Alas, Season 4 is a let-down. The acting is still strong, the writing still witty: you can well believe in a French bestseller called The Patience of the Toucan. But for the first time the characters’ storylines feel half-hearted, like needless supplements to what went before: Gabriel and Sofia have unresolved feelings, Mathias and Noémie are working through their altered professional relationship (with Calamy getting little scope to stretch beyond her trademark frazzled goofiness) and Andréa is saddled with a dreary running gag about handling childcare after her partner Colette walks out. Eccentric doyenne Arlette – with her dog Jean Gabin – is still underused, while perpetually nervy Hervé regrettably edges ever closer to being this show’s own John Inman camp stereotype.
Interestingly, the series continues to appeal to a specifically French audience and a very cinephile one: there are references to auteur names such as Xavier Beauvois and Christophe Honoré, and directors Valérie Donzelli and Guillaume Gallienne sportingly play themselves. Other figures are largely unknown outside France: for example, domestic favourite Franck Dubosc, shown trying to shed his comedy image in a gritty banlieue drama. Among the more widely known names, Sandrine Kiberlain decides she’s going to be a stand-up comic, but has no sense of humour: Kiberlain plays it gamely, but can’t overcome the fact that there’s nothing that funny about not being funny.
Then there’s the Sigourney Weaver episode. The series has never previously evinced awe at its guests’ status; now, however, while Weaver’s grandeur is gently spoofed, her presence is also brandished as a sign of prestige. Weaver is indulged horribly with a scene in which she dances an impromptu Lindy Hop to a jazzy ‘Marseillaise’. It’s as if the series is for the first time pandering to an international audience that might fancy some Gallic cliché, of the sort seen in the much-derided Emily in Paris.
Several elements exploit familiar tropes of French raciness: a burst of comic nudity by the Seine, actor José Garcia hoping to rekindle an extramarital liaison. Also in this category comes a new character cut from the generic cloth of the Parisian femme fatale: ASK’s ruthless competitor Elise Formain, who uses flirtatious wiles to disarm Andréa. Nevertheless, the character works because she’s played with silky knowingness by Anne Marivin, who altogether owns this run.

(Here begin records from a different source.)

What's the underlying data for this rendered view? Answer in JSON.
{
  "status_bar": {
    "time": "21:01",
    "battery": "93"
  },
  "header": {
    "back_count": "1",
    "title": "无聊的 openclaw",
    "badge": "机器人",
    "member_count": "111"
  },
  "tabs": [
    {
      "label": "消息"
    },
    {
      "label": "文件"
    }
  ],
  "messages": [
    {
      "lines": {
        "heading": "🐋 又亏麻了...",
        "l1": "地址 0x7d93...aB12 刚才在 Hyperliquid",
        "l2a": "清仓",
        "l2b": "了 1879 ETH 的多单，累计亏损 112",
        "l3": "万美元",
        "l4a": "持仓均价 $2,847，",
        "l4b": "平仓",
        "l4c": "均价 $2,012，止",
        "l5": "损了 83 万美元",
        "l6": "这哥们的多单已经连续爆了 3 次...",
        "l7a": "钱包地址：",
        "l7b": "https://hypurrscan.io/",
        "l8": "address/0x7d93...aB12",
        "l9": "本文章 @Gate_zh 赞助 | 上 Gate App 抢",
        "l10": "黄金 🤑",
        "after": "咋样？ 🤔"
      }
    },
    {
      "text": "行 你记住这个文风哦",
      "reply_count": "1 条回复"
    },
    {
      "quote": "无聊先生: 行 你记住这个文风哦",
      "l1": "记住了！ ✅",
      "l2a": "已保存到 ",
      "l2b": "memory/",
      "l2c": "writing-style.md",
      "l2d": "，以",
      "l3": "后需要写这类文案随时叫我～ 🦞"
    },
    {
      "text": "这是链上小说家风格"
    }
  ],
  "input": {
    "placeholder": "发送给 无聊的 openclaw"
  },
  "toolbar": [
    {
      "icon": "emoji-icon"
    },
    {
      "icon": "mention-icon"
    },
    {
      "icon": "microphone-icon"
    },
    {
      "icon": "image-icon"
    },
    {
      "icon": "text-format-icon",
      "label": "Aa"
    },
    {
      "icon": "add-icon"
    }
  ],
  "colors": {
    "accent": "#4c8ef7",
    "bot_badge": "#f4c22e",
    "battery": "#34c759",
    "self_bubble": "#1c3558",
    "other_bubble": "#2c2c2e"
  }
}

But after three triumphant seasons, the fourth feels like a redundant afterthought. Perhaps it’s trying too hard: along with the team of screenwriters credited up front, the end credits also list five names responsible for story arcs, plus a “collaborator in character psychology”. And you can only imagine what the real-life agents did behind the scenes. Still, this season has taught us one thing: ‘faire le Lindy Hop’ is clearly French for ‘jumping the shark’.
Sign up for Sight & Sound’s Weekly Film Bulletin and more
News, reviews and archive features every Friday, and information about our latest magazine once a month.